Please output the records below in full, exactly as given, but without the images.

<<<<

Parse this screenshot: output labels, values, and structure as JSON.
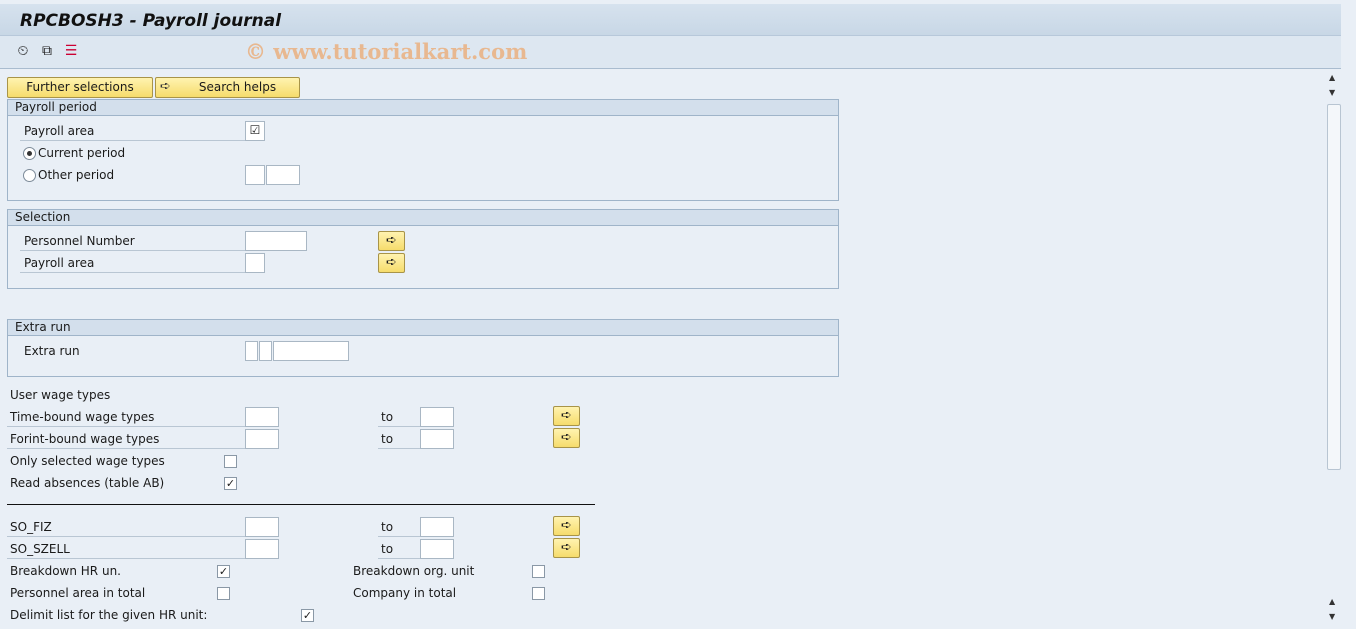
{
  "window": {
    "title": "RPCBOSH3 - Payroll journal",
    "watermark": "© www.tutorialkart.com"
  },
  "toolbar": {
    "icons": [
      "execute-icon",
      "get-variant-icon",
      "selection-options-icon"
    ]
  },
  "buttons": {
    "further_selections": "Further selections",
    "search_helps": "Search helps"
  },
  "payroll_period": {
    "title": "Payroll period",
    "payroll_area_label": "Payroll area",
    "payroll_area_checked": true,
    "current_period": "Current period",
    "other_period": "Other period",
    "selected": "Current period"
  },
  "selection": {
    "title": "Selection",
    "personnel_number": "Personnel Number",
    "payroll_area": "Payroll area"
  },
  "extra_run": {
    "title": "Extra run",
    "label": "Extra run"
  },
  "wage_types": {
    "heading": "User wage types",
    "time_bound": "Time-bound wage types",
    "forint_bound": "Forint-bound wage types",
    "to": "to",
    "only_selected": "Only selected wage types",
    "only_selected_checked": false,
    "read_absences": "Read absences (table AB)",
    "read_absences_checked": true
  },
  "other": {
    "so_fiz": "SO_FIZ",
    "so_szell": "SO_SZELL",
    "to": "to",
    "breakdown_hr": "Breakdown HR un.",
    "breakdown_hr_checked": true,
    "breakdown_org": "Breakdown org. unit",
    "breakdown_org_checked": false,
    "personnel_area_total": "Personnel area in total",
    "personnel_area_total_checked": false,
    "company_total": "Company in total",
    "company_total_checked": false,
    "delimit": "Delimit list for the given HR unit:",
    "delimit_checked": true
  }
}
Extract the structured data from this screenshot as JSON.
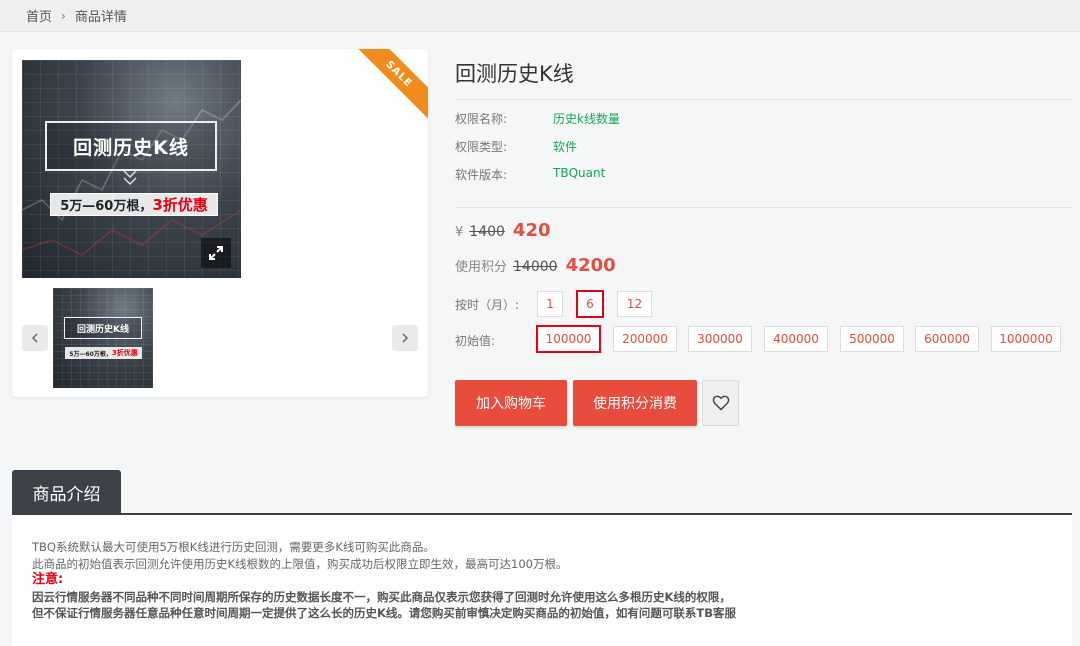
{
  "breadcrumb": {
    "home": "首页",
    "separator": "›",
    "current": "商品详情"
  },
  "gallery": {
    "ribbon": "SALE",
    "image_title": "回测历史K线",
    "image_promo_prefix": "5万—60万根，",
    "image_promo_highlight": "3折优惠",
    "thumb_title": "回测历史K线",
    "thumb_promo_prefix": "5万—60万根，",
    "thumb_promo_highlight": "3折优惠",
    "prev_icon": "chevron-left-icon",
    "next_icon": "chevron-right-icon",
    "expand_icon": "expand-icon"
  },
  "product": {
    "title": "回测历史K线",
    "attributes": [
      {
        "label": "权限名称:",
        "value": "历史k线数量"
      },
      {
        "label": "权限类型:",
        "value": "软件"
      },
      {
        "label": "软件版本:",
        "value": "TBQuant"
      }
    ],
    "price": {
      "currency": "¥",
      "original": "1400",
      "current": "420"
    },
    "points": {
      "label": "使用积分",
      "original": "14000",
      "current": "4200"
    },
    "duration": {
      "label": "按时（月）:",
      "options": [
        "1",
        "6",
        "12"
      ],
      "selected": "6"
    },
    "initial": {
      "label": "初始值:",
      "options": [
        "100000",
        "200000",
        "300000",
        "400000",
        "500000",
        "600000",
        "1000000"
      ],
      "selected": "100000"
    },
    "actions": {
      "add_to_cart": "加入购物车",
      "use_points": "使用积分消费",
      "favorite_icon": "heart-icon"
    }
  },
  "intro": {
    "tab": "商品介绍",
    "line1": "TBQ系统默认最大可使用5万根K线进行历史回测，需要更多K线可购买此商品。",
    "line2": "此商品的初始值表示回测允许使用历史K线根数的上限值，购买成功后权限立即生效，最高可达100万根。",
    "note_label": "注意:",
    "warning1": "因云行情服务器不同品种不同时间周期所保存的历史数据长度不一，购买此商品仅表示您获得了回测时允许使用这么多根历史K线的权限，",
    "warning2": "但不保证行情服务器任意品种任意时间周期一定提供了这么长的历史K线。请您购买前审慎决定购买商品的初始值，如有问题可联系TB客服"
  },
  "colors": {
    "accent": "#e74c3c",
    "green": "#19a35a",
    "ribbon": "#f08c1e",
    "dark_tab": "#3d4148"
  }
}
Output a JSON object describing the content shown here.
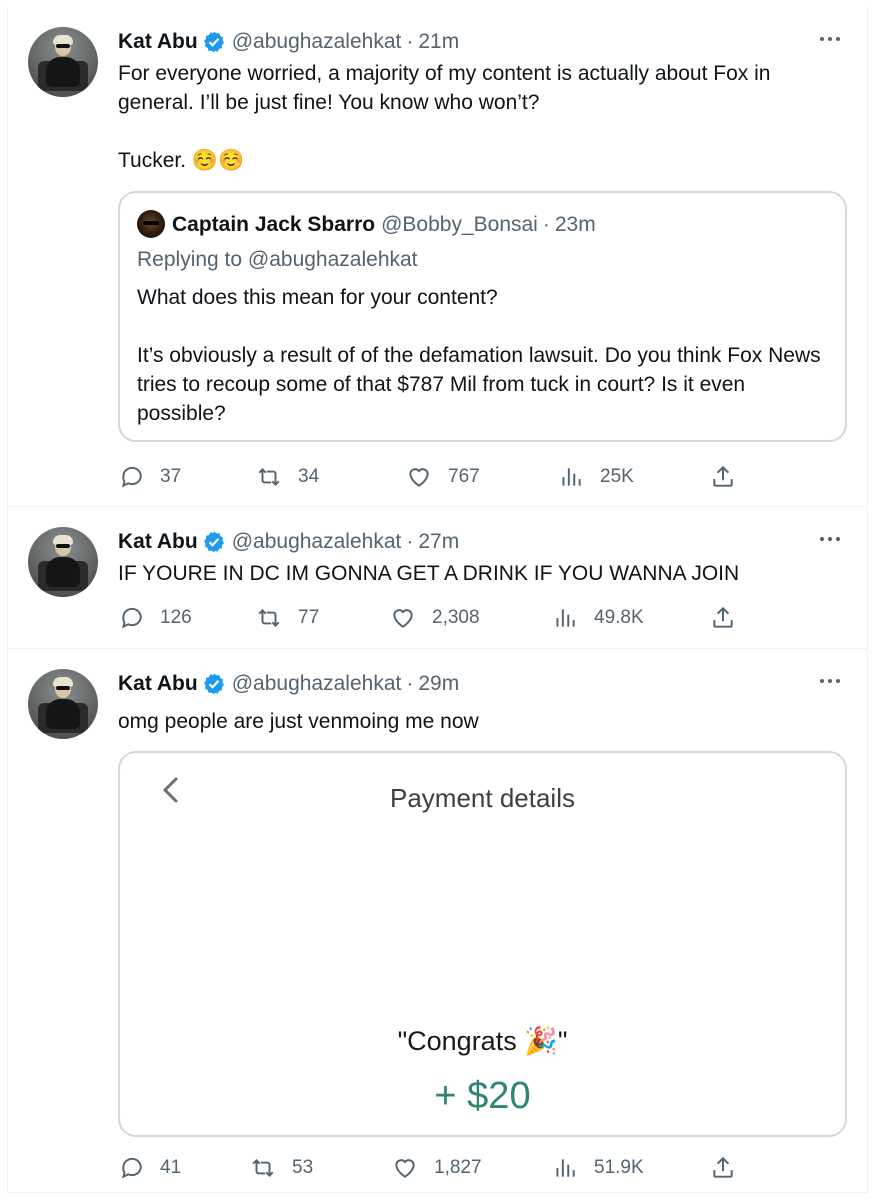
{
  "colors": {
    "text": "#0f1419",
    "secondary": "#536471",
    "border": "#cfd9de",
    "verified": "#1d9bf0",
    "amount": "#2e8574"
  },
  "tweets": [
    {
      "name": "Kat Abu",
      "handle": "@abughazalehkat",
      "dot": "·",
      "time": "21m",
      "text": "For everyone worried, a majority of my content is actually about Fox in general. I’ll be just fine! You know who won’t?\n\nTucker. ☺️☺️",
      "quote": {
        "name": "Captain Jack Sbarro",
        "handle": "@Bobby_Bonsai",
        "dot": "·",
        "time": "23m",
        "replying": "Replying to @abughazalehkat",
        "text": "What does this mean for your content?\n\nIt’s obviously a result of of the defamation lawsuit. Do you think Fox News tries to recoup some of that $787 Mil from tuck in court? Is it even possible?"
      },
      "replies": "37",
      "retweets": "34",
      "likes": "767",
      "views": "25K"
    },
    {
      "name": "Kat Abu",
      "handle": "@abughazalehkat",
      "dot": "·",
      "time": "27m",
      "text": "IF YOURE IN DC IM GONNA GET A DRINK IF YOU WANNA JOIN",
      "replies": "126",
      "retweets": "77",
      "likes": "2,308",
      "views": "49.8K"
    },
    {
      "name": "Kat Abu",
      "handle": "@abughazalehkat",
      "dot": "·",
      "time": "29m",
      "text": "omg people are just venmoing me now",
      "card": {
        "title": "Payment details",
        "message": "\"Congrats 🎉\"",
        "amount": "+ $20"
      },
      "replies": "41",
      "retweets": "53",
      "likes": "1,827",
      "views": "51.9K"
    }
  ],
  "icons": [
    "reply-icon",
    "retweet-icon",
    "like-icon",
    "views-icon",
    "share-icon",
    "verified-badge-icon",
    "more-options-icon",
    "back-chevron-icon"
  ]
}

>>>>

- [Worked solution]
Parse this screenshot: output labels, values, and structure as JSON.
{
  "window": {
    "title": "RPCBOSH3 - Payroll journal",
    "watermark": "© www.tutorialkart.com"
  },
  "toolbar": {
    "icons": [
      "execute-icon",
      "get-variant-icon",
      "selection-options-icon"
    ]
  },
  "buttons": {
    "further_selections": "Further selections",
    "search_helps": "Search helps"
  },
  "payroll_period": {
    "title": "Payroll period",
    "payroll_area_label": "Payroll area",
    "payroll_area_checked": true,
    "current_period": "Current period",
    "other_period": "Other period",
    "selected": "Current period"
  },
  "selection": {
    "title": "Selection",
    "personnel_number": "Personnel Number",
    "payroll_area": "Payroll area"
  },
  "extra_run": {
    "title": "Extra run",
    "label": "Extra run"
  },
  "wage_types": {
    "heading": "User wage types",
    "time_bound": "Time-bound wage types",
    "forint_bound": "Forint-bound wage types",
    "to": "to",
    "only_selected": "Only selected wage types",
    "only_selected_checked": false,
    "read_absences": "Read absences (table AB)",
    "read_absences_checked": true
  },
  "other": {
    "so_fiz": "SO_FIZ",
    "so_szell": "SO_SZELL",
    "to": "to",
    "breakdown_hr": "Breakdown HR un.",
    "breakdown_hr_checked": true,
    "breakdown_org": "Breakdown org. unit",
    "breakdown_org_checked": false,
    "personnel_area_total": "Personnel area in total",
    "personnel_area_total_checked": false,
    "company_total": "Company in total",
    "company_total_checked": false,
    "delimit": "Delimit list for the given HR unit:",
    "delimit_checked": true
  }
}
Extract the structured data from this screenshot as JSON.
{
  "breadcrumb": {
    "home": "首页",
    "separator": "›",
    "current": "商品详情"
  },
  "gallery": {
    "ribbon": "SALE",
    "image_title": "回测历史K线",
    "image_promo_prefix": "5万—60万根，",
    "image_promo_highlight": "3折优惠",
    "thumb_title": "回测历史K线",
    "thumb_promo_prefix": "5万—60万根，",
    "thumb_promo_highlight": "3折优惠",
    "prev_icon": "chevron-left-icon",
    "next_icon": "chevron-right-icon",
    "expand_icon": "expand-icon"
  },
  "product": {
    "title": "回测历史K线",
    "attributes": [
      {
        "label": "权限名称:",
        "value": "历史k线数量"
      },
      {
        "label": "权限类型:",
        "value": "软件"
      },
      {
        "label": "软件版本:",
        "value": "TBQuant"
      }
    ],
    "price": {
      "currency": "¥",
      "original": "1400",
      "current": "420"
    },
    "points": {
      "label": "使用积分",
      "original": "14000",
      "current": "4200"
    },
    "duration": {
      "label": "按时（月）:",
      "options": [
        "1",
        "6",
        "12"
      ],
      "selected": "6"
    },
    "initial": {
      "label": "初始值:",
      "options": [
        "100000",
        "200000",
        "300000",
        "400000",
        "500000",
        "600000",
        "1000000"
      ],
      "selected": "100000"
    },
    "actions": {
      "add_to_cart": "加入购物车",
      "use_points": "使用积分消费",
      "favorite_icon": "heart-icon"
    }
  },
  "intro": {
    "tab": "商品介绍",
    "line1": "TBQ系统默认最大可使用5万根K线进行历史回测，需要更多K线可购买此商品。",
    "line2": "此商品的初始值表示回测允许使用历史K线根数的上限值，购买成功后权限立即生效，最高可达100万根。",
    "note_label": "注意:",
    "warning1": "因云行情服务器不同品种不同时间周期所保存的历史数据长度不一，购买此商品仅表示您获得了回测时允许使用这么多根历史K线的权限，",
    "warning2": "但不保证行情服务器任意品种任意时间周期一定提供了这么长的历史K线。请您购买前审慎决定购买商品的初始值，如有问题可联系TB客服"
  },
  "colors": {
    "accent": "#e74c3c",
    "green": "#19a35a",
    "ribbon": "#f08c1e",
    "dark_tab": "#3d4148"
  }
}
Output a JSON object describing the content shown here.
{
  "colors": {
    "text": "#0f1419",
    "secondary": "#536471",
    "border": "#cfd9de",
    "verified": "#1d9bf0",
    "amount": "#2e8574"
  },
  "tweets": [
    {
      "name": "Kat Abu",
      "handle": "@abughazalehkat",
      "dot": "·",
      "time": "21m",
      "text": "For everyone worried, a majority of my content is actually about Fox in general. I’ll be just fine! You know who won’t?\n\nTucker. ☺️☺️",
      "quote": {
        "name": "Captain Jack Sbarro",
        "handle": "@Bobby_Bonsai",
        "dot": "·",
        "time": "23m",
        "replying": "Replying to @abughazalehkat",
        "text": "What does this mean for your content?\n\nIt’s obviously a result of of the defamation lawsuit. Do you think Fox News tries to recoup some of that $787 Mil from tuck in court? Is it even possible?"
      },
      "replies": "37",
      "retweets": "34",
      "likes": "767",
      "views": "25K"
    },
    {
      "name": "Kat Abu",
      "handle": "@abughazalehkat",
      "dot": "·",
      "time": "27m",
      "text": "IF YOURE IN DC IM GONNA GET A DRINK IF YOU WANNA JOIN",
      "replies": "126",
      "retweets": "77",
      "likes": "2,308",
      "views": "49.8K"
    },
    {
      "name": "Kat Abu",
      "handle": "@abughazalehkat",
      "dot": "·",
      "time": "29m",
      "text": "omg people are just venmoing me now",
      "card": {
        "title": "Payment details",
        "message": "\"Congrats 🎉\"",
        "amount": "+ $20"
      },
      "replies": "41",
      "retweets": "53",
      "likes": "1,827",
      "views": "51.9K"
    }
  ],
  "icons": [
    "reply-icon",
    "retweet-icon",
    "like-icon",
    "views-icon",
    "share-icon",
    "verified-badge-icon",
    "more-options-icon",
    "back-chevron-icon"
  ]
}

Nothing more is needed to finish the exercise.